**Brief:**
Could you please repeat the data below word for word?

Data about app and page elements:
==============================

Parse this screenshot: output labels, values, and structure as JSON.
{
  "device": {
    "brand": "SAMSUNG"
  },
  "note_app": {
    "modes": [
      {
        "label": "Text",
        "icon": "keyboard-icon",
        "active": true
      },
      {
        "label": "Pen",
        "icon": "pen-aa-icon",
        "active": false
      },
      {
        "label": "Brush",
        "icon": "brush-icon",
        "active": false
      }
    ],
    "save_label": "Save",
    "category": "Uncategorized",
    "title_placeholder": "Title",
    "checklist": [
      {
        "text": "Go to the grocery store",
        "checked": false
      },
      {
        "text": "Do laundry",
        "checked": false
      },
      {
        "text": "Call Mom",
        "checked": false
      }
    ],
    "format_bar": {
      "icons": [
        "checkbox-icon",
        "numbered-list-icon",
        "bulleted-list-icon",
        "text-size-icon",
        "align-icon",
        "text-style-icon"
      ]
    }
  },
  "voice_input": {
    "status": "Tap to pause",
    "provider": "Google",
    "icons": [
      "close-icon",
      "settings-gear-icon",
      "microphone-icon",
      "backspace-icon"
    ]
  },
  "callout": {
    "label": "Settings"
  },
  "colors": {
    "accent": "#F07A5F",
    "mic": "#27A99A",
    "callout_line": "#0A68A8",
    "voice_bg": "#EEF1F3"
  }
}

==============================

**Solution to this exercise:**
Parse this screenshot: output labels, values, and structure as JSON.
{
  "device": {
    "brand": "SAMSUNG"
  },
  "note_app": {
    "modes": [
      {
        "label": "Text",
        "icon": "keyboard-icon",
        "active": true
      },
      {
        "label": "Pen",
        "icon": "pen-aa-icon",
        "active": false
      },
      {
        "label": "Brush",
        "icon": "brush-icon",
        "active": false
      }
    ],
    "save_label": "Save",
    "category": "Uncategorized",
    "title_placeholder": "Title",
    "checklist": [
      {
        "text": "Go to the grocery store",
        "checked": false
      },
      {
        "text": "Do laundry",
        "checked": false
      },
      {
        "text": "Call Mom",
        "checked": false
      }
    ],
    "format_bar": {
      "icons": [
        "checkbox-icon",
        "numbered-list-icon",
        "bulleted-list-icon",
        "text-size-icon",
        "align-icon",
        "text-style-icon"
      ]
    }
  },
  "voice_input": {
    "status": "Tap to pause",
    "provider": "Google",
    "icons": [
      "close-icon",
      "settings-gear-icon",
      "microphone-icon",
      "backspace-icon"
    ]
  },
  "callout": {
    "label": "Settings"
  },
  "colors": {
    "accent": "#F07A5F",
    "mic": "#27A99A",
    "callout_line": "#0A68A8",
    "voice_bg": "#EEF1F3"
  }
}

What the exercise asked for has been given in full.